Determine how many lines of the listing contain the word "Pencetus". The reply is that number alone.
⟨
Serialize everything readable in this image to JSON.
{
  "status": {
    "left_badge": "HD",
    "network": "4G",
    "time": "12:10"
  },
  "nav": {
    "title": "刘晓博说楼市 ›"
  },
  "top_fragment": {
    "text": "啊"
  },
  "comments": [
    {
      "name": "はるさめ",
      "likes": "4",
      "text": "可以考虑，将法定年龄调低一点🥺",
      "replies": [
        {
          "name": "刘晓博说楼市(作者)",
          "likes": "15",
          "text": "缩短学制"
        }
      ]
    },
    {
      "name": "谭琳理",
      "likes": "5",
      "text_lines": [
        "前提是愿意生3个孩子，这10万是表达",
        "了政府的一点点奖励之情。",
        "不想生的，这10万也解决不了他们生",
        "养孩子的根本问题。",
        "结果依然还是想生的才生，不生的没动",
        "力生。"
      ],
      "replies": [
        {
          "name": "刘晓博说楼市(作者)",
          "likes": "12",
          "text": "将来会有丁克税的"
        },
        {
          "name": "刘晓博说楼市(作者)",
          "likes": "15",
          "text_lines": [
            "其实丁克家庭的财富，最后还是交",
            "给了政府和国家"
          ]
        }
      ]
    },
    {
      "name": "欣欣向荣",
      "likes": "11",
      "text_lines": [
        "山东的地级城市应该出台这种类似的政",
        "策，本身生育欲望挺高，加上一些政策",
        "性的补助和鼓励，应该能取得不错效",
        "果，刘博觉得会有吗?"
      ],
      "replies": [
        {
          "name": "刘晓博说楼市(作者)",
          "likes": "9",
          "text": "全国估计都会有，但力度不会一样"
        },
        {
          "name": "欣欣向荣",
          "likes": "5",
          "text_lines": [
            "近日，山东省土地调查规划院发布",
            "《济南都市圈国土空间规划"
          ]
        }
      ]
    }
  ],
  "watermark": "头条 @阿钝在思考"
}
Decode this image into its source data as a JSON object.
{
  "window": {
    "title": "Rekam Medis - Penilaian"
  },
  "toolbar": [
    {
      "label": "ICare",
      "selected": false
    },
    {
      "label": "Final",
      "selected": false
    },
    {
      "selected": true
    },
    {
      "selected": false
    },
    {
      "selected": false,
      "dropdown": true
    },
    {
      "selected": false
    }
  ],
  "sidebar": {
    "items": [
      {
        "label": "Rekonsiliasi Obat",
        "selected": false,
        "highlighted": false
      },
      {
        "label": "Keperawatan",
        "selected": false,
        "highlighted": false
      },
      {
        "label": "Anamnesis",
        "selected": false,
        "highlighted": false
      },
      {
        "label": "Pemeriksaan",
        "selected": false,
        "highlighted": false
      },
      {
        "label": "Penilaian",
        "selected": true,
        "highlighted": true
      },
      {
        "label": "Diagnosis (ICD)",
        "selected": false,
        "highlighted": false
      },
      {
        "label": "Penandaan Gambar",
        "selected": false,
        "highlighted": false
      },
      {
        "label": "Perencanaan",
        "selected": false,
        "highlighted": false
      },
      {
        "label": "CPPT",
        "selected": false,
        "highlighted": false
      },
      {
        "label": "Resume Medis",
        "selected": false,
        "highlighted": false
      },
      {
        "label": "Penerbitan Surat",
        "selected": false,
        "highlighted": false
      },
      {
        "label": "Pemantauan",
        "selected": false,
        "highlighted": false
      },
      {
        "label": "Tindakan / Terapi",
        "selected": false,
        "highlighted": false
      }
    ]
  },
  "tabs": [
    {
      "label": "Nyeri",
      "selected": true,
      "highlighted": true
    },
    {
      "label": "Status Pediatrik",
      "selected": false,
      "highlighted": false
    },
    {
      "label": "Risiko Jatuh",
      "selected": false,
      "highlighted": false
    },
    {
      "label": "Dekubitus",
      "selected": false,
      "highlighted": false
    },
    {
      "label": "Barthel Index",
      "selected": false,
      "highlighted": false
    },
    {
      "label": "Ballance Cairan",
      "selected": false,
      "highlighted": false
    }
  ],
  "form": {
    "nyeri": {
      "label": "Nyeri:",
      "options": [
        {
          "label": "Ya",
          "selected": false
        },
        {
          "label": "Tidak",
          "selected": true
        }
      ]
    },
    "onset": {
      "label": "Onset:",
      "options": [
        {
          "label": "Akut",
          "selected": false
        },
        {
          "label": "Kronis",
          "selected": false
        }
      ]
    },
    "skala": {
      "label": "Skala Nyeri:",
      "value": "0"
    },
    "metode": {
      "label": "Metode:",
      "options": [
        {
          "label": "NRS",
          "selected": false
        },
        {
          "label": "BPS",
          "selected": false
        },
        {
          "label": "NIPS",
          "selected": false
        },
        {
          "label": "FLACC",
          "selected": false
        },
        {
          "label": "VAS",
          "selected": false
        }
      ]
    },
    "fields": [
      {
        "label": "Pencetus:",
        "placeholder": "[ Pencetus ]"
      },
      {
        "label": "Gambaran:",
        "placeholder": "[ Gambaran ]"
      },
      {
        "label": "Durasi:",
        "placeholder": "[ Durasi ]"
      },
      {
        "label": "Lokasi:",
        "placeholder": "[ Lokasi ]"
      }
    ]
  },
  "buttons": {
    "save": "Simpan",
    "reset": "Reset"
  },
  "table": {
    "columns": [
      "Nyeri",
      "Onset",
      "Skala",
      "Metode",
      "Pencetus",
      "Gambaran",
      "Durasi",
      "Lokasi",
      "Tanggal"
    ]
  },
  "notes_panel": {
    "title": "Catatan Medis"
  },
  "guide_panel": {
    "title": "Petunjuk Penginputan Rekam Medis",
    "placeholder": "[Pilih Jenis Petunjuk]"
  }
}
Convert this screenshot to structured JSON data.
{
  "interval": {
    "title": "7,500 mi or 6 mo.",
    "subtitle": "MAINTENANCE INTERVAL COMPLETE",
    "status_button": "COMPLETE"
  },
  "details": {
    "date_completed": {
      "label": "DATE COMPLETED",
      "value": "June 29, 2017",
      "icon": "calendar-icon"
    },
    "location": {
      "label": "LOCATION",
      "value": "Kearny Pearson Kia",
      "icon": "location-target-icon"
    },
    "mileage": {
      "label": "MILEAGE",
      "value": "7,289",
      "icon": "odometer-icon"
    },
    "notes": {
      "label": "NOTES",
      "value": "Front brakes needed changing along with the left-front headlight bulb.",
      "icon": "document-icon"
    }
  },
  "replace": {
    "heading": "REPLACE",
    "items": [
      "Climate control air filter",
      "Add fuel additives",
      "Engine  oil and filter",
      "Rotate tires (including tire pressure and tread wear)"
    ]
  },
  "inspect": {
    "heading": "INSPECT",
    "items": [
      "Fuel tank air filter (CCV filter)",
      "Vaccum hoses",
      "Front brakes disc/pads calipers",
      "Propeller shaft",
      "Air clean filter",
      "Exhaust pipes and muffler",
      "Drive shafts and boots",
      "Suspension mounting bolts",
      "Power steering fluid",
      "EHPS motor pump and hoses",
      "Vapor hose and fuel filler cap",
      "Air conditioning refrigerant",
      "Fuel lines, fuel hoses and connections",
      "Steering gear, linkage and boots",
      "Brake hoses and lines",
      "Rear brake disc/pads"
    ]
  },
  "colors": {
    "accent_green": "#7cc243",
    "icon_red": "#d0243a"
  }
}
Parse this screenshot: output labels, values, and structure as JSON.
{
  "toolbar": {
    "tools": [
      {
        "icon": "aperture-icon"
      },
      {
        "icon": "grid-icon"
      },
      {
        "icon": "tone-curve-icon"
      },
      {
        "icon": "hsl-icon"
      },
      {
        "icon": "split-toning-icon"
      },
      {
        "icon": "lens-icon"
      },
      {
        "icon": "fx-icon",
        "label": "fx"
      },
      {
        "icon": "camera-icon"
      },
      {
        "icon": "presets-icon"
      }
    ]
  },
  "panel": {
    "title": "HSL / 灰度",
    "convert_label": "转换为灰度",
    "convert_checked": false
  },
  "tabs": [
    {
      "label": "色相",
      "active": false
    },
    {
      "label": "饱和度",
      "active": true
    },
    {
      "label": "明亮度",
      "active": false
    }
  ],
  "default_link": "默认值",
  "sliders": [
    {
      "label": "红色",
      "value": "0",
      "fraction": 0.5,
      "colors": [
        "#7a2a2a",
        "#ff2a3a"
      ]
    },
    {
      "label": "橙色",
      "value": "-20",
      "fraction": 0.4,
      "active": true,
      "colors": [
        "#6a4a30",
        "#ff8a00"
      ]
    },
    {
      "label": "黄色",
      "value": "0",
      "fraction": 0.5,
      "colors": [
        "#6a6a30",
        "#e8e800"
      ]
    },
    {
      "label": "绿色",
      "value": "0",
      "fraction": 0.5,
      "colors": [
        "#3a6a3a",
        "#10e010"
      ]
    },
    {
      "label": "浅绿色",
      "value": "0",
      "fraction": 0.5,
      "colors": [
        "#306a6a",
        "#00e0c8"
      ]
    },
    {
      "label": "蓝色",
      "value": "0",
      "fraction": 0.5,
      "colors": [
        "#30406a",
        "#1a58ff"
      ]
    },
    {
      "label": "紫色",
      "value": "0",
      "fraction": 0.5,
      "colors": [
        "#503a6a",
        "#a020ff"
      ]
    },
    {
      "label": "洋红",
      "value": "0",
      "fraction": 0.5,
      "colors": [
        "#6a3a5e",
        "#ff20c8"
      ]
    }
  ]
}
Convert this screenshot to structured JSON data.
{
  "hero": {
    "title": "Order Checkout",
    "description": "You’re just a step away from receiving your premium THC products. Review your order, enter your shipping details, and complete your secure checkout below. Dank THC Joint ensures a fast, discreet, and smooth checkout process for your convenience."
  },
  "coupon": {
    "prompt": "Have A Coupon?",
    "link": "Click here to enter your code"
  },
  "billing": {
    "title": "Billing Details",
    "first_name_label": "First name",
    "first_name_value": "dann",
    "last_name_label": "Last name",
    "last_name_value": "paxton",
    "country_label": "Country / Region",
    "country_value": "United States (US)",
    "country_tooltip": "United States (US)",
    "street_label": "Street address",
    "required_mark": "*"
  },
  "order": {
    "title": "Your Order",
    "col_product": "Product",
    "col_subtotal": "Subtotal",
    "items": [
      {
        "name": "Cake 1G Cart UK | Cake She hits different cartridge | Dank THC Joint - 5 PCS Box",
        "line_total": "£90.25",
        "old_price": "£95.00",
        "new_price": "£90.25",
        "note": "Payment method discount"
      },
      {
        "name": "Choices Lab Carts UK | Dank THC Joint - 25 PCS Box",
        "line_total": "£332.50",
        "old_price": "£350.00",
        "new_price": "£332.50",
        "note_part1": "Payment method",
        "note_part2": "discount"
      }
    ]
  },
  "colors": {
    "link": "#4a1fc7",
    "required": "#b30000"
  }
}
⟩
**Solution to this problem**
3